As for financial results, United's first quarter disappointed. The company lost $152 million and missed analyst expectations, just as it had in the fourth quarter. Yet in the third quarter, United led the industry, earning $190 million and producing better margins than its peers.
Recently, the news has been good. United's May unit revenue growth apparently led the industry. Last week, it forecast second-quarter unit revenue will rise, while costs will decline.
Subsequently, Cathay Financial analyst Susan Donofrio raised her price target for United to $40 from $30, while maintaining a neutral rating. Donofrio said the company's EBITDAR margin -- or cash flow as a percentage of revenue -- lags peers. She expects United to report a 2007 EBITDAR margin of 11%. Meanwhile, American,
and Delta will likely report margins of 17%, 15% and 15% respectively. United closed Tuesday at $38.61.
Standard & Poor's assigns United a rating of B stable, below investment grade. That puts it in the middle of the top 10 airlines, equivalent to Continental and Delta, with four carriers higher and three lower.
It is revealing to compare United with its peers.
American CEO Gerard Arpey has 25 years at the company. During his career, American has been involved in mergers with AirCal, Reno and TWA. All three are generally felt to have been failures, producing headaches but no value.
Arpey won't talk specifically about mergers, but American appears to be reluctant, more focused on winning by out-managing its competitors. Its unique initiatives include cutting costs by flattening seasonal flying, rather than chasing summer revenue.
Delta CEO Gerard Grinstein has 23 years in the industry.
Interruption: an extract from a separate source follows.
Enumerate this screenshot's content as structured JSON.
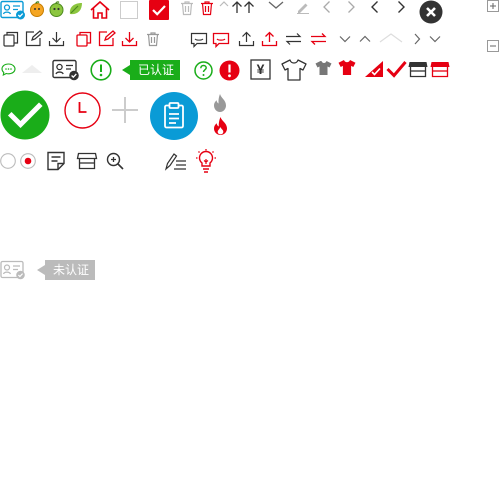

That includes time on Delta's board, which he joined in 1987 after Delta acquired Western Airlines, where he was CEO. The deal is considered a rare example of a successful airline combination, but Grinstein is no fan of mergers, calling them last resorts that enable failing airlines to survive. He rebuffed a 2005 approach by Tilton.
While they have low interest in mergers, both American and Delta have a high interest in new airplanes. American is ordering 737s to begin to replace its 300 MD80s -- which consultant Scott Hamilton notes are about the same age as United's 737s -- and talking about 787 orders. Delta, meanwhile, says it will likely order about 125 widebody jets this year.
For Mann, the consultant, seeking a merger means United "is swinging for the fences." Perhaps, he suggested, it should "try to hit a few singles."